• **Problem requirements**: In the records below, find the lines that include "Проверка" and copy each.

• **Provided records**:

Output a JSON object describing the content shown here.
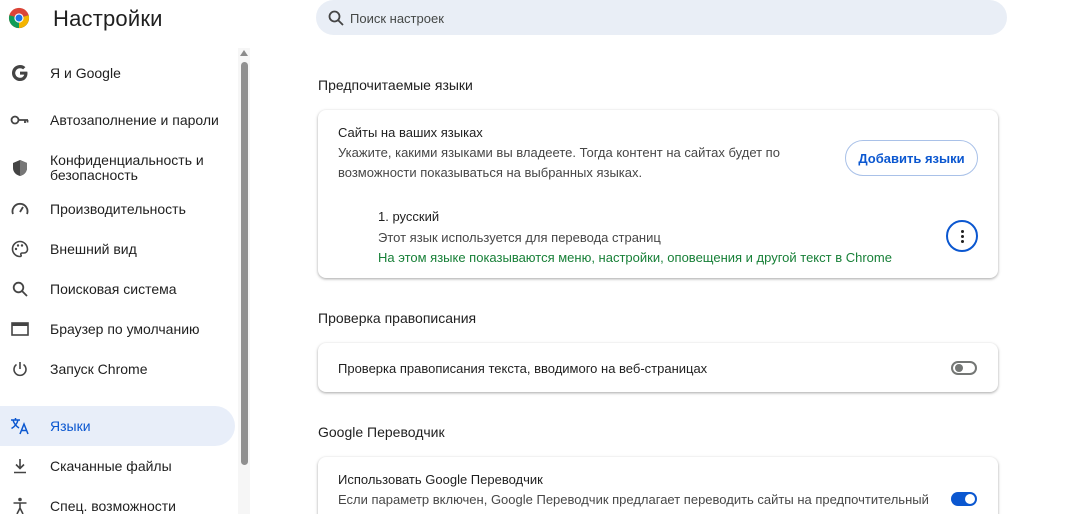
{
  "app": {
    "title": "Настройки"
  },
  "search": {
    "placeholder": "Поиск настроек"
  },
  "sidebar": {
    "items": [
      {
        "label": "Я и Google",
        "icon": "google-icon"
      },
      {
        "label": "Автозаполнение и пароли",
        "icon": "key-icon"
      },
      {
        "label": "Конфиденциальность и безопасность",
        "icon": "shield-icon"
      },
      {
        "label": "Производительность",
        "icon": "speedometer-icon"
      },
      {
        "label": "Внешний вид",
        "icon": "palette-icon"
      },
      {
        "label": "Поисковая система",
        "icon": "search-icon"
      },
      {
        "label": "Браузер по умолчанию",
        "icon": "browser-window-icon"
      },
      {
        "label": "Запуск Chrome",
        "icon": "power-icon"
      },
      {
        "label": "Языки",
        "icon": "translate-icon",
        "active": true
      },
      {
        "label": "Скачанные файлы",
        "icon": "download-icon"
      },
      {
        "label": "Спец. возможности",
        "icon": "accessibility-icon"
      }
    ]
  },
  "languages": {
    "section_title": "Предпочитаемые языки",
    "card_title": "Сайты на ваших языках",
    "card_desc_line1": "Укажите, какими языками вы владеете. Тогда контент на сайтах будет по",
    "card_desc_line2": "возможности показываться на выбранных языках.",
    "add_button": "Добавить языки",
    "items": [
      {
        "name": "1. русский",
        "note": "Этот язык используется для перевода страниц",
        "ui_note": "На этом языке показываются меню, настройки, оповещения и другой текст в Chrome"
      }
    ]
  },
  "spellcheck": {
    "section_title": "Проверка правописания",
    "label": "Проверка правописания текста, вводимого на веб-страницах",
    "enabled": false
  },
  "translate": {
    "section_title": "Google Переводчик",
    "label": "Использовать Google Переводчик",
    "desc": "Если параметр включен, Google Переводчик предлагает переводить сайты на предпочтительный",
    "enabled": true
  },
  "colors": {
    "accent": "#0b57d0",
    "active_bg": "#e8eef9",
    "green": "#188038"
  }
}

• **Exercise result**:
    "section_title": "Проверка правописания",
    "label": "Проверка правописания текста, вводимого на веб-страницах",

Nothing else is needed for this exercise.